About this task.
In the entries below, work out how many lines include "label", and write only that number.

--- Information provided Enclosed Below ---

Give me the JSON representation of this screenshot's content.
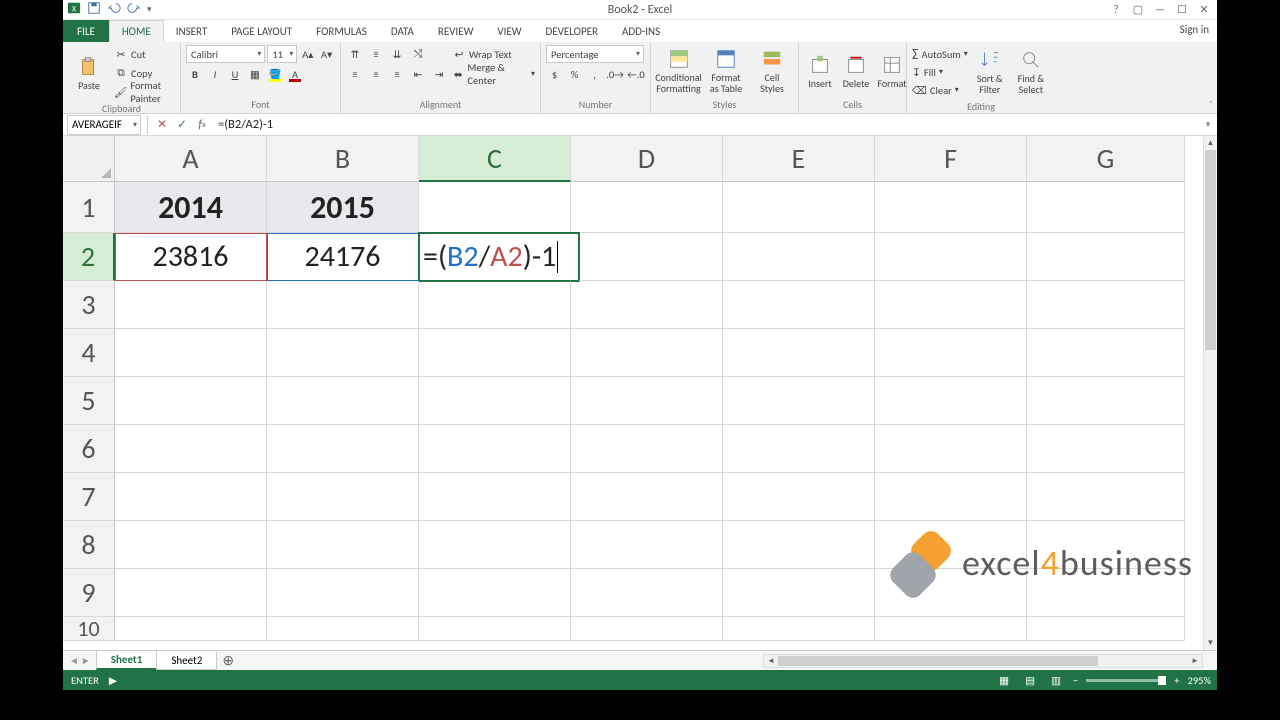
{
  "title": "Book2 - Excel",
  "tabs": {
    "file": "FILE",
    "home": "HOME",
    "insert": "INSERT",
    "pagelayout": "PAGE LAYOUT",
    "formulas": "FORMULAS",
    "data": "DATA",
    "review": "REVIEW",
    "view": "VIEW",
    "developer": "DEVELOPER",
    "addins": "ADD-INS"
  },
  "signin": "Sign in",
  "ribbon": {
    "clipboard": {
      "paste": "Paste",
      "cut": "Cut",
      "copy": "Copy",
      "fp": "Format Painter",
      "label": "Clipboard"
    },
    "font": {
      "name": "Calibri",
      "size": "11",
      "label": "Font"
    },
    "alignment": {
      "wrap": "Wrap Text",
      "merge": "Merge & Center",
      "label": "Alignment"
    },
    "number": {
      "format": "Percentage",
      "label": "Number"
    },
    "styles": {
      "cf": "Conditional Formatting",
      "fat": "Format as Table",
      "cs": "Cell Styles",
      "label": "Styles"
    },
    "cells": {
      "insert": "Insert",
      "delete": "Delete",
      "format": "Format",
      "label": "Cells"
    },
    "editing": {
      "sum": "AutoSum",
      "fill": "Fill",
      "clear": "Clear",
      "sort": "Sort & Filter",
      "find": "Find & Select",
      "label": "Editing"
    }
  },
  "namebox": "AVERAGEIF",
  "formula": "=(B2/A2)-1",
  "colheads": [
    "A",
    "B",
    "C",
    "D",
    "E",
    "F",
    "G"
  ],
  "rownums": [
    "1",
    "2",
    "3",
    "4",
    "5",
    "6",
    "7",
    "8",
    "9",
    "10"
  ],
  "cells": {
    "A1": "2014",
    "B1": "2015",
    "A2": "23816",
    "B2": "24176",
    "C2_parts": {
      "eq": "=(",
      "b": "B2",
      "sl": "/",
      "a": "A2",
      "end": ")-1"
    }
  },
  "sheets": {
    "s1": "Sheet1",
    "s2": "Sheet2"
  },
  "status": {
    "mode": "ENTER",
    "zoom": "295%"
  },
  "watermark": "excel4business",
  "chart_data": {
    "type": "table",
    "columns": [
      "2014",
      "2015"
    ],
    "rows": [
      [
        23816,
        24176
      ]
    ],
    "formula_in_C2": "=(B2/A2)-1",
    "number_format_C": "Percentage"
  }
}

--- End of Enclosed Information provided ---

Expected answer.
7